Welcome to “Is This an Ad?” — a column in which we take a celebrity’s social media post about a brand or product and find out if they’re getting paid to post about it or what. Because even though the FTC recently came out with rules on this, it’s not always clear. Send a tip for ambiguous tweets or ’grams to email@example.com.
Alberto E. Rodriguez / Getty Images
Here we have a tweet about heartburn pill Pepcid from Jesse Tyler Ferguson, the actor from the hit tv show Modern Family:
A Facebook group for fans of the celebrity gossip podcast Who? Weekly flagged this tweet for me because they couldn't figure it out. Keep in mind, these are people who live and breathe celebrities on social media, and they're very savvy about whether or a tweet or Instagram post is #spon or not. So if this had them stumped, it's a real stumper!
Saying that the giant, grotesque meal you're about to eat is “sponsored by Pepcid” is obviously a joke, right? I can totally imagine making that joke myself (almost). Overindulging on Shake Shake burgers so much that you need stomach medicine is the kind of thing people would make a self-deprecating joke about. Like if you posted a picture of yourself looking really hungover and captioned it, “sponsored by Jose Quervo and bad decisions.”
If it ISN'T a joke, then it's clearly an ad – the disclosure “I teamed up w/ PEPCID” is pretty clear that this is a spokesperson relationship. And though the FTC has recently cracked down on people doing sort of tricky things like saying “#sp” instead of “#sponsored” or using obfuscation to hide the #ad hashtag at the end of a super long caption, there isn't an official hard and fast rule on exactly what language someone MUST use. The idea is that it should be clear if you are working for the brand, and I think “I teamed up with [brand]” is clear enough disclosure.
Usually when I'm investigating a celebrity's social media post, the confusion is over whether the celeb's disclosure is clear to the average person. But this is different – the big question here is: Is this an ad, or just a cheesy dad joke?
To find out once and for all, I reached out to Johnson & Johnson, which owns the Pepcid brand. “We know that Jesse can be quite the jokester, but lucky for us, he relies on PEPCID® to treat his frequent heartburn and he agreed to team up with us!” said a J&J spokesperson. “As he disclosed per FTC guidelines, this post is part of our partnership agreement – he’s been a paid spokesperson for the brand since 2016.”

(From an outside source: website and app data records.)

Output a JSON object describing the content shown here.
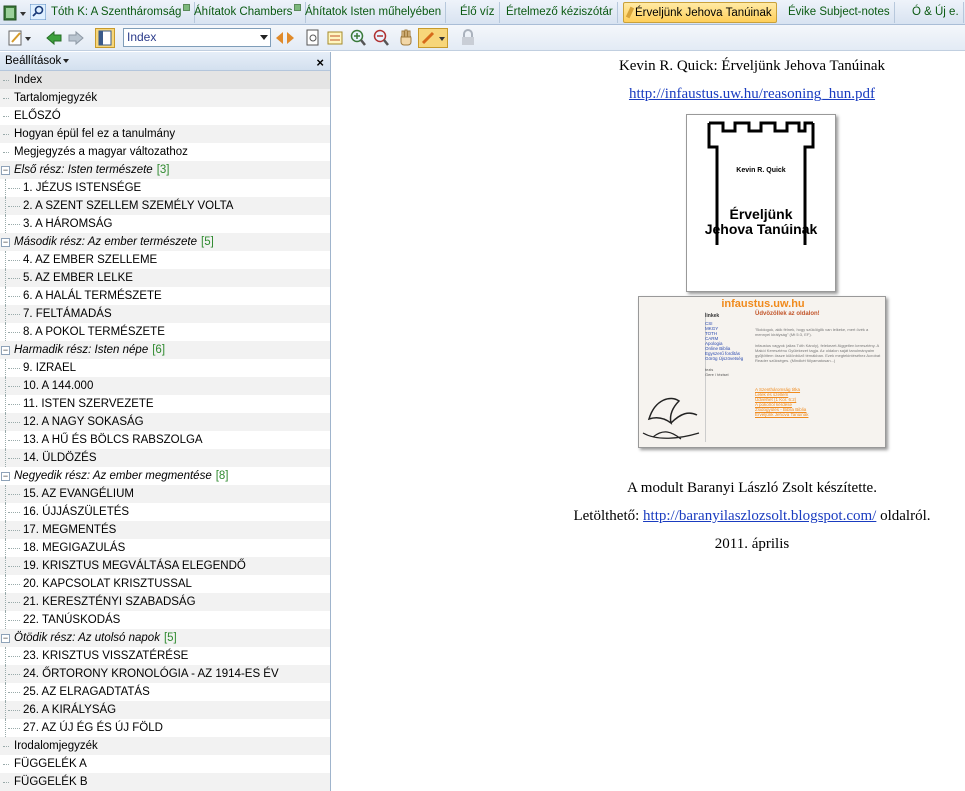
{
  "tabs": [
    {
      "label": "Tóth K: A Szentháromság",
      "pinned": true,
      "active": false
    },
    {
      "label": "Áhítatok Chambers",
      "pinned": true,
      "active": false
    },
    {
      "label": "Áhítatok Isten műhelyében",
      "pinned": false,
      "active": false
    },
    {
      "label": "Élő víz",
      "pinned": false,
      "active": false
    },
    {
      "label": "Értelmező kéziszótár",
      "pinned": false,
      "active": false
    },
    {
      "label": "Érveljünk Jehova Tanúinak",
      "pinned": false,
      "active": true
    },
    {
      "label": "Évike Subject-notes",
      "pinned": false,
      "active": false
    },
    {
      "label": "Ó & Új e.",
      "pinned": false,
      "active": false
    }
  ],
  "toolbar": {
    "index_select_value": "Index"
  },
  "sidebar": {
    "header": "Beállítások",
    "close": "×",
    "items": [
      {
        "label": "Index",
        "type": "item",
        "selected": true
      },
      {
        "label": "Tartalomjegyzék",
        "type": "item"
      },
      {
        "label": "ELŐSZÓ",
        "type": "item"
      },
      {
        "label": "Hogyan épül fel ez a tanulmány",
        "type": "item"
      },
      {
        "label": "Megjegyzés a magyar változathoz",
        "type": "item"
      },
      {
        "label": "Első rész: Isten természete",
        "type": "group",
        "count": "[3]"
      },
      {
        "label": "1. JÉZUS ISTENSÉGE",
        "type": "child"
      },
      {
        "label": "2. A SZENT SZELLEM SZEMÉLY VOLTA",
        "type": "child"
      },
      {
        "label": "3. A HÁROMSÁG",
        "type": "child"
      },
      {
        "label": "Második rész: Az ember természete",
        "type": "group",
        "count": "[5]"
      },
      {
        "label": "4. AZ EMBER SZELLEME",
        "type": "child"
      },
      {
        "label": "5. AZ EMBER LELKE",
        "type": "child"
      },
      {
        "label": "6. A HALÁL TERMÉSZETE",
        "type": "child"
      },
      {
        "label": "7. FELTÁMADÁS",
        "type": "child"
      },
      {
        "label": "8. A POKOL TERMÉSZETE",
        "type": "child"
      },
      {
        "label": "Harmadik rész: Isten népe",
        "type": "group",
        "count": "[6]"
      },
      {
        "label": "9. IZRAEL",
        "type": "child"
      },
      {
        "label": "10. A 144.000",
        "type": "child"
      },
      {
        "label": "11. ISTEN SZERVEZETE",
        "type": "child"
      },
      {
        "label": "12. A NAGY SOKASÁG",
        "type": "child"
      },
      {
        "label": "13. A HŰ ÉS BÖLCS RABSZOLGA",
        "type": "child"
      },
      {
        "label": "14. ÜLDÖZÉS",
        "type": "child"
      },
      {
        "label": "Negyedik rész: Az ember megmentése",
        "type": "group",
        "count": "[8]"
      },
      {
        "label": "15. AZ EVANGÉLIUM",
        "type": "child"
      },
      {
        "label": "16. ÚJJÁSZÜLETÉS",
        "type": "child"
      },
      {
        "label": "17. MEGMENTÉS",
        "type": "child"
      },
      {
        "label": "18. MEGIGAZULÁS",
        "type": "child"
      },
      {
        "label": "19. KRISZTUS MEGVÁLTÁSA ELEGENDŐ",
        "type": "child"
      },
      {
        "label": "20. KAPCSOLAT KRISZTUSSAL",
        "type": "child"
      },
      {
        "label": "21. KERESZTÉNYI SZABADSÁG",
        "type": "child"
      },
      {
        "label": "22. TANÚSKODÁS",
        "type": "child"
      },
      {
        "label": "Ötödik rész: Az utolsó napok",
        "type": "group",
        "count": "[5]"
      },
      {
        "label": "23. KRISZTUS VISSZATÉRÉSE",
        "type": "child"
      },
      {
        "label": "24. ŐRTORONY KRONOLÓGIA - AZ 1914-ES ÉV",
        "type": "child"
      },
      {
        "label": "25. AZ ELRAGADTATÁS",
        "type": "child"
      },
      {
        "label": "26. A KIRÁLYSÁG",
        "type": "child"
      },
      {
        "label": "27. AZ ÚJ ÉG ÉS ÚJ FÖLD",
        "type": "child"
      },
      {
        "label": "Irodalomjegyzék",
        "type": "item"
      },
      {
        "label": "FÜGGELÉK A",
        "type": "item"
      },
      {
        "label": "FÜGGELÉK B",
        "type": "item"
      }
    ]
  },
  "content": {
    "title": "Kevin R. Quick: Érveljünk Jehova Tanúinak",
    "pdf_link": "http://infaustus.uw.hu/reasoning_hun.pdf",
    "cover": {
      "author": "Kevin R. Quick",
      "title_line1": "Érveljünk",
      "title_line2": "Jehova Tanúinak"
    },
    "site": {
      "header": "infaustus.uw.hu",
      "welcome": "Üdvözöllek az oldalon!",
      "nav_title": "linkek",
      "nav_items": [
        "CSI",
        "MKGY",
        "TOTH",
        "CARM",
        "Apologia",
        "Online Biblia",
        "Egyszerű fordítás",
        "Görög Újszövetség"
      ],
      "side_lines": [
        "tezis",
        "Gere / tézisei"
      ],
      "quote": "\"Boldogok, akik félnek, hogy szükölgők van lelkeke, mert övék a mennyei királyság\" (Mt 5:3, EF).",
      "body_text": "infaustus vagyok (alias Tóth Károly), felekezet-független keresztény. A Makói Kereszténu Gyülekezet tagja. Az oldalon saját tanulmányaim gyűjtöttem össze különböző témákban. Ezek megtekintéséhez Acrobat Reader szükséges. (Mindkét fölyamatosan...)",
      "links": [
        "A Szentháromság titka",
        "Lelek és szellem",
        "Üdvelhet (1 Kor. 6:2)",
        "A pokolról kérdése",
        "Zsidógyűlés - Biblia Biblia",
        "Érveljünk Jehova Tanúinak"
      ]
    },
    "credit": "A modult Baranyi László Zsolt készítette.",
    "download_prefix": "Letölthető:",
    "download_link": "http://baranyilaszlozsolt.blogspot.com/",
    "download_suffix": "oldalról.",
    "date": "2011. április"
  },
  "colors": {
    "tab_text": "#0b5a12",
    "tab_active": "#ffcf5a",
    "link": "#1a3cc0",
    "count": "#2f8a2f",
    "site_orange": "#f08a1c"
  },
  "icons": [
    "book-icon",
    "search-icon",
    "pin-icon",
    "pencil-icon",
    "edit-icon",
    "back-arrow-icon",
    "forward-arrow-icon",
    "panel-toggle-icon",
    "prev-next-icon",
    "page-icon",
    "highlight-icon",
    "zoom-in-icon",
    "zoom-out-icon",
    "hand-icon",
    "marker-icon",
    "lock-icon"
  ]
}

There you have it folks. Sometimes a dad joke is really an ad.